That afternoon, talks continued with “Migrations to the North, Forced Repatriation, and the New Middle Passage” by Zahid Chaudhary, Ayesha Hameed, Bouchra Khalili, Rachid Koraichi, and Awam Amkpa, as well as “Persistent Structural Inequalities: Indigeneity, and Sovereignty” by Brook Andrew, Gerald McMaster, Jolene Rickard, Megan Tamati-Quennell, and Iftikhar Dadi.
The panel on March 6, “The Environment, Climate and Global Warming, and the Anthropocene,” was held by John Akomfrah, Carolina Caycedo, T J Demos, Hrair Sarkissian, and Amy Niang, focusing on the current environmental crisis. Later, “Restitution and Reparation of Looted Artworks and Artefacts” began, with David Adjaye, Ngaire Blankenberg, Chika Okeke-Agulu, Michael Rakowitz, and Salah M. Hassan guiding the public through museum practices and policy-making dealing with conserving and exhibiting looted artifacts in educational and cultural settings.
On March 7, through a pre-recorded conversation held on Zoom just days before, we heard from Angela Davis and Manthia Diawara about a range of topics spanning racism and inequality to current affairs shaping our world. From that conversation, Diawara joined Salah M. Hassan in conversation to continue speaking about the activism and art it has propelled for decades. Later that day, “New Concepts and Theoretical Imperatives: Intersectionality, Feminism, and Gendered Identities” featured Anjali Arondekar, Tina Campt, Naminata Diabate, and Nidhi Mahajan. The discussion exemplified the theoretical constructs of “intersectionality,” “feminism,” and “gender identities” that have been reintroduced or revised in the wake of postcolonialism.
That afternoon, the conversation continued on the thread of theoretical ideas and practices, this time with “New Concepts and Theoretical Imperatives: ‘Coloniality,’ ‘Decoloniality,’ and their Aftermath” by Muriam Haleh Davis, Walter Mignolo, Françoise Vergès, and Premesh Lalu. Here, the aftermath of postcolonialism was discussed in relation to the accuracy and relevancy of certain constructs that question power, decolonialization, representation and over-representation, as well as those in relation to literature, art, and culture. Ideas and constructs that shape our world—like the late sociologist Anibal Quijano’s “theory of decolonity” and the philosopher Sylvia Wynt’s “the over-representation of man”—were of note.
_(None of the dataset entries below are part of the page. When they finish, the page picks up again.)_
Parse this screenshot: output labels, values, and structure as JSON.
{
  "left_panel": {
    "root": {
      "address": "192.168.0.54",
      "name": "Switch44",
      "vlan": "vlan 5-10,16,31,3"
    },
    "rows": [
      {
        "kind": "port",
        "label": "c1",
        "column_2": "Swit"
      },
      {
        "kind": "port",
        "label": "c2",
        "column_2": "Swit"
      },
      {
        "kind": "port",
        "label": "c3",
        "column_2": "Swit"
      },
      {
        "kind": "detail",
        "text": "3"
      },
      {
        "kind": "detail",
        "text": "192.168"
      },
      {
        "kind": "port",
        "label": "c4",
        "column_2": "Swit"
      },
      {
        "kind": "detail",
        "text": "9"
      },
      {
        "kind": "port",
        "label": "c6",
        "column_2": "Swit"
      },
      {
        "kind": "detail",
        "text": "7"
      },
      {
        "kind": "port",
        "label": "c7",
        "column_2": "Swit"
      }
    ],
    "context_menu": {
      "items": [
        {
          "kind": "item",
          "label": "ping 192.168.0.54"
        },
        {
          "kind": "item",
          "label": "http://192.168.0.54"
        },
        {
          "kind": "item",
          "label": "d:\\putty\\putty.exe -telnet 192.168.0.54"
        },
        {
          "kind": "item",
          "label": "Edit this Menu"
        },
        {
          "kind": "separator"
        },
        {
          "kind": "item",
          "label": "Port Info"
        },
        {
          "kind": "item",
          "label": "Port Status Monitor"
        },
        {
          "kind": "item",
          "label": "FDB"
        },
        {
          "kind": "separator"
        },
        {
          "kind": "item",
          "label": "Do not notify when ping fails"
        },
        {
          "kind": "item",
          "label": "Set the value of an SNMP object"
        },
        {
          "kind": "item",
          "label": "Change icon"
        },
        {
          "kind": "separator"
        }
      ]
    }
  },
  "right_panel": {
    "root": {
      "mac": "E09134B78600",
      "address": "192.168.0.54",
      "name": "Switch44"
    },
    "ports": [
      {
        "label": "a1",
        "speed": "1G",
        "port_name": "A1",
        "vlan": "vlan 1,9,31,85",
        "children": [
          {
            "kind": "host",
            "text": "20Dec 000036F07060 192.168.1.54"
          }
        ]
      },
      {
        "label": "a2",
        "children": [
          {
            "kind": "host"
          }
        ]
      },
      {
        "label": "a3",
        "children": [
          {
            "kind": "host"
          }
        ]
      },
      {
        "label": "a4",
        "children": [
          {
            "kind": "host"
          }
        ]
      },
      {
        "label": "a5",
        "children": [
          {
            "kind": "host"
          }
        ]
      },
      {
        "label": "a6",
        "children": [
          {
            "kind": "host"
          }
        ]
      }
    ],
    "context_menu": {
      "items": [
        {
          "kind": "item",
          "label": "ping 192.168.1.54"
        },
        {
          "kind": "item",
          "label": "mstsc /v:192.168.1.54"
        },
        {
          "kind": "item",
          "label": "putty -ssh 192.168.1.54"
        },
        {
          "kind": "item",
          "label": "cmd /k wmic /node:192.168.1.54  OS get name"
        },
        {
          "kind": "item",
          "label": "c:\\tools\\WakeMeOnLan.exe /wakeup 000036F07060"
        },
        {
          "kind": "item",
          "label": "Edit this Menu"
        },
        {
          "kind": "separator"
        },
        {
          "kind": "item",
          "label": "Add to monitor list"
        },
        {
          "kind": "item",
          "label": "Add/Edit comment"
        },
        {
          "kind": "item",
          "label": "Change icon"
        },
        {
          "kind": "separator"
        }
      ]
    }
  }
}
For the last conversation, “New Forms of Extraction and Surveillance” was discussed by Lawrence Abu Hamdan, CAMP artists Shaina Anand and Ashok Sukumaran, Fouad Makki, Nidhi Mahajan, and Surafel Wondimu Abebe. There to talk about the past four decades of extraction (namely “land grabbing”), surveillance, and illicit trade of natural resources, the panelists explored the new economic, political, and cultural practices that resisted or emerged from these phenomena.
In conjunction with the panels held at the theater, the six new exhibitions that opened on the Foundation’s complex and nearby—by Lawrence Abu Hamdan, Khalil Rabah, CAMP, Aref El Rayess, and Gerald Annan-Forson—were open to March Meeting attendees. Each day, artist-led tours were held, as well as film screenings, dinners, and performances to elaborate on the context of each artist’s works. By the creators and curators themselves, guests were guided through the process of creating the work, and the frameworks they explored, such as surveillance at large by CAMP, sound and sonic images by Abu Hamdan, and states of emergency and displacement since the 1990s by Rabah.
A celebration of the exhibition “Gerald Annan-Forson: Revolution and Image-making in Postcolonial Ghana (1979-1985),” curated by Professor Jesse Weaver Shipley, closed out the annual event. Located at Al Hamriyah Studios—a free-standing exhibition and event space run nearby by the Sharjah Art Foundation—the show was presented in collaboration with The Africa Institute to feature countless images by Annan-Forson that showed the political and social life of Ghana during some of its most revolutionary and transformative times.